He had never seen anything like it: the Akita stopped at each pathway to the condominiums along Bundy to bark as they walked back to his home. The Akita would have to stay in the courtyard of Schwab’s complex. Inside, where Mary Tyler Moore had started, the dog would spook the cat.
Not far away, Paul Fenjves headed back upstairs to bed at 11. The barking still hadn’t stopped. He peeked through the shutters, across the alley toward the back of the condos on Bundy.
Seeing nothing but a few lights, he switched off his own lights and went to bed. It wasn’t for him to investigate.

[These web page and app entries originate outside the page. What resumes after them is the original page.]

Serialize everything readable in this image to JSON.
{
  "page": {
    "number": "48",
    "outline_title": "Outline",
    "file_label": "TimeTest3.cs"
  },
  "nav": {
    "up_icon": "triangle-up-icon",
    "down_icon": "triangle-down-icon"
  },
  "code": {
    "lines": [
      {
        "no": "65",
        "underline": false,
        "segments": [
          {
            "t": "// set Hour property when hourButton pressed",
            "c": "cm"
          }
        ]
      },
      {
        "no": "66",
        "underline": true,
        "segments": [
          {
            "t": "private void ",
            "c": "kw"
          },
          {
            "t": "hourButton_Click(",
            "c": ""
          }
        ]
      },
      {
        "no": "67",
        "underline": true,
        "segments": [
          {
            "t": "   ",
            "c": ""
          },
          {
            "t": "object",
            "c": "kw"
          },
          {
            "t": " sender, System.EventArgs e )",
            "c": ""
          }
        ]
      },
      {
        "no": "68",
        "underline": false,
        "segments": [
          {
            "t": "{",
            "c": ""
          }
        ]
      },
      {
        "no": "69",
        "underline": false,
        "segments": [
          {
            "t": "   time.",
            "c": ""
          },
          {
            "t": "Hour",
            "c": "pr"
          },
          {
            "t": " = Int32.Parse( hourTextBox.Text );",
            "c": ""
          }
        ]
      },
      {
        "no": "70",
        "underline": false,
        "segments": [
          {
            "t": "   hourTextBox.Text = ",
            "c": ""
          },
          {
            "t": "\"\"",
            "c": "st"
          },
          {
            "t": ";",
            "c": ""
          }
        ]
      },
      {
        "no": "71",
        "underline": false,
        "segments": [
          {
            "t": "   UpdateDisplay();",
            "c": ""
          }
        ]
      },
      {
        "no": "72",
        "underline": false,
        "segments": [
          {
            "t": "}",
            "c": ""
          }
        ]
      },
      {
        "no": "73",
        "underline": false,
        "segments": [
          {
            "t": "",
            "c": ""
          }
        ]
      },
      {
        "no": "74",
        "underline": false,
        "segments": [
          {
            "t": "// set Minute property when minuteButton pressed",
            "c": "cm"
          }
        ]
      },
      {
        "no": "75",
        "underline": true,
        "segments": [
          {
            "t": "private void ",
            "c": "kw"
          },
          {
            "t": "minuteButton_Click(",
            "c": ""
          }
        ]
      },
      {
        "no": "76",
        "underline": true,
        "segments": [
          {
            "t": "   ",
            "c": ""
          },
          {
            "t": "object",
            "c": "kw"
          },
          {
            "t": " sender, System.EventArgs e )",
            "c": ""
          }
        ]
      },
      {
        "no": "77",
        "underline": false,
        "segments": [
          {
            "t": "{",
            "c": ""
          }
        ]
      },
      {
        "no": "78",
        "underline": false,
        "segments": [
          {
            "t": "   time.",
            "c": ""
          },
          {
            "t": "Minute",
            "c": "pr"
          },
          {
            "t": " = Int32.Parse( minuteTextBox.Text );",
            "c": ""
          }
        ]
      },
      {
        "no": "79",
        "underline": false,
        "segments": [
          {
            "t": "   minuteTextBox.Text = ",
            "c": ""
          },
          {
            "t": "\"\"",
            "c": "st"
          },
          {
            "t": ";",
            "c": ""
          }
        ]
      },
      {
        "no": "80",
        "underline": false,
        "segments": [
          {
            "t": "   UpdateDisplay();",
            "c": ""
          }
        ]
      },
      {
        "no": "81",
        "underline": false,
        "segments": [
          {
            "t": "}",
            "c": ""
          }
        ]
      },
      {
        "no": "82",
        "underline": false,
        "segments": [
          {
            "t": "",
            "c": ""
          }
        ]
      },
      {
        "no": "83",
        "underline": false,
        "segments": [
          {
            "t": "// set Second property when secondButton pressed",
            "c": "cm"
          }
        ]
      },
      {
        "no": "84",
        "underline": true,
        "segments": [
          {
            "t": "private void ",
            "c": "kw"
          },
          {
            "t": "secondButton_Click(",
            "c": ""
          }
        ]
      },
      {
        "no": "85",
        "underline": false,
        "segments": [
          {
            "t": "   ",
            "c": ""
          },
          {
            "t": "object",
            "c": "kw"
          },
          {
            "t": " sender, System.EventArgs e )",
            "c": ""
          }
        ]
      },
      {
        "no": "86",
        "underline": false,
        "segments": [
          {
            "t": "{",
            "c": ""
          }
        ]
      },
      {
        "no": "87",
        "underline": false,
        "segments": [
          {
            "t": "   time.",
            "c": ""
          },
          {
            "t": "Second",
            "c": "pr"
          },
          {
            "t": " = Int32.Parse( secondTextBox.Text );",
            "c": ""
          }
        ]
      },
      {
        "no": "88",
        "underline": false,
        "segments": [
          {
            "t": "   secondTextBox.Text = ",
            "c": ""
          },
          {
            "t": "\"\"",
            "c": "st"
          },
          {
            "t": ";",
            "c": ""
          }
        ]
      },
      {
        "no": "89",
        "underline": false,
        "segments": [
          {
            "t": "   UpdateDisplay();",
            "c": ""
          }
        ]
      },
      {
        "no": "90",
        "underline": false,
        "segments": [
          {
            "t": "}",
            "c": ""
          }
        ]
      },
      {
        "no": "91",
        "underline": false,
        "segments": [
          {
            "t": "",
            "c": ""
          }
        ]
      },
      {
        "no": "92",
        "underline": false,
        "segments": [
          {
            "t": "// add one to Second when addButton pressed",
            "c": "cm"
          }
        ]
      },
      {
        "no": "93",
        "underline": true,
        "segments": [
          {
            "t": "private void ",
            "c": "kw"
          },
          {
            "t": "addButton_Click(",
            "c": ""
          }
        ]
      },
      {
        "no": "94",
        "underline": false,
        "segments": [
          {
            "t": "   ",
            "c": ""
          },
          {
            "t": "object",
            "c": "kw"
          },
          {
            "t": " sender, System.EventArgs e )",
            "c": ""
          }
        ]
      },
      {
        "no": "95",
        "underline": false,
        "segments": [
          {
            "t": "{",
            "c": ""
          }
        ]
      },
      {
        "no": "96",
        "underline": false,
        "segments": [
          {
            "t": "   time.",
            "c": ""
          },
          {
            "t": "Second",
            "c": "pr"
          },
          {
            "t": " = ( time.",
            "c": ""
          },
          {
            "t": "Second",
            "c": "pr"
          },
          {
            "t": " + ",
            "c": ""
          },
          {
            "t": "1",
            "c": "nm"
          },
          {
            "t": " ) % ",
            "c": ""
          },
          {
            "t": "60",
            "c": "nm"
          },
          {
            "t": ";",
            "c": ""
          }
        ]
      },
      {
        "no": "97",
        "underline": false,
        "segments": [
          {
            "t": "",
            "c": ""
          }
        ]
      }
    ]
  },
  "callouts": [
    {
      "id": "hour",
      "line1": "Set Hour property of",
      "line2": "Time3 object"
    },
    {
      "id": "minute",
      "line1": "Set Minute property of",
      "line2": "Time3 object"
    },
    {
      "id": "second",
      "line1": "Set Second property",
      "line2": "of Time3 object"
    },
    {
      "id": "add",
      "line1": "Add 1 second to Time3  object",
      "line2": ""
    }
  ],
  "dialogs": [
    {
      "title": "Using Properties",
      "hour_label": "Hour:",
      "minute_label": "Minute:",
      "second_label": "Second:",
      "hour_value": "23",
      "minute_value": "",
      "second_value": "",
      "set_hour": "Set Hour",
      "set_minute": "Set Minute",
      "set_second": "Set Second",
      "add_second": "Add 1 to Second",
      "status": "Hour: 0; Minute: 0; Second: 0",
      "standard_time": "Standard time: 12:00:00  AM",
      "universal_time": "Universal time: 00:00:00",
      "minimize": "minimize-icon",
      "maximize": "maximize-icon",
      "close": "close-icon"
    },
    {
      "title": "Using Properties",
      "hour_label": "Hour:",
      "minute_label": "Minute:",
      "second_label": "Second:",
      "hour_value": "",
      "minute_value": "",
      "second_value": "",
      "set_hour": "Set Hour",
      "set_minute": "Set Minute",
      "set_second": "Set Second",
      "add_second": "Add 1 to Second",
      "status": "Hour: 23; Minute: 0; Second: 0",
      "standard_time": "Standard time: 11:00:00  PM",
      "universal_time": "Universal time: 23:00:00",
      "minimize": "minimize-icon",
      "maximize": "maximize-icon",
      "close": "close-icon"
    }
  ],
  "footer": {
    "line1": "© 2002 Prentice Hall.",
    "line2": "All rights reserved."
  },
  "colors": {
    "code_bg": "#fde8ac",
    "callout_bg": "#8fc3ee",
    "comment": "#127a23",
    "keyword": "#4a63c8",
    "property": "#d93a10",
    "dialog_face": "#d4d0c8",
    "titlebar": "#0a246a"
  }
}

Schwab sat in his courtyard with the Akita as the minutes stretched on. Where was animal control? He decided to walk the dog back to where he had found it; maybe the owner had returned. But it pulled back when he reached the corner of Bundy, as if it didn’t want to go.
He took it back to the courtyard. It was panting heavily, and Schwab went inside for a bowl of water. It was about 11:30 as he saw the light flashing on his answering machine. Telling his wife someone had called, he carried the water outside. The Akita drank deeply.
His wife told him the understaffed animal shelter couldn’t pick up the dog and would only accept it if they brought it in before midnight, when the last control officer would leave.
They were discussing their options - tie the dog up overnight? print posters later advertising a lost Akita? - when help arrived. It was a neighbor, Sukru Boztepe, who had cared for the Schwabs’ pets while they vacationed.
Boztepe woke his wife, Bettina Rasmussen, to show her the Akita. They quickly agreed to keep it overnight and return it to the shelter the next day. But the dog was jumpy, scratching the door, sniffing the windows, its paws and legs still stained red. A walk might calm it down.
It was midnight as they left, the Akita leading, pulling Boztepe hard, his wife at his side. About 600 feet from his home, the dog stopped at a path to a condo.
Boztepe turned to the right to follow the Akita’s gaze when he saw it. The woman was sprawled on the path, her face turned to Boztepe. The only light was from the streetlight behind him. But it was enough. Blood covered the tiled walk.
He turned back to his wife. Call 911. Call 911. Bettina Rasmussen got only a quick glimpse of the scene and turned away. My, God, she thought, it’s a river of blood.
A woman walking to her car nearby said she would call from a phone box. But Boztepe couldn’t count on that. He and his wife crossed the street to call themselves from a house.
It only took two minutes for the police car to arrive.
Later, Boztepe noticed how the Akita had calmed down. When he and his wife left the death scene, it came along easily.
The behavior of Kato is typical of its breed, said Dr. James lsaacs, an Encino veterinarian.
″The Akita is absolutely a family dog and it can be really devastating against an intruder. If it was a witness to the act of violence it would be a dog that would seek help,″ Isaacs said, adding that the dog would never leave its home and follow a stranger unless it was under severe duress.
″This dog knows that there’s been a loss and that dog is going through a terrible separation anxiety,″ Isaacs said. ″When you hear it crying that’s what it’s doing - crying. It’s going through emotional pain.″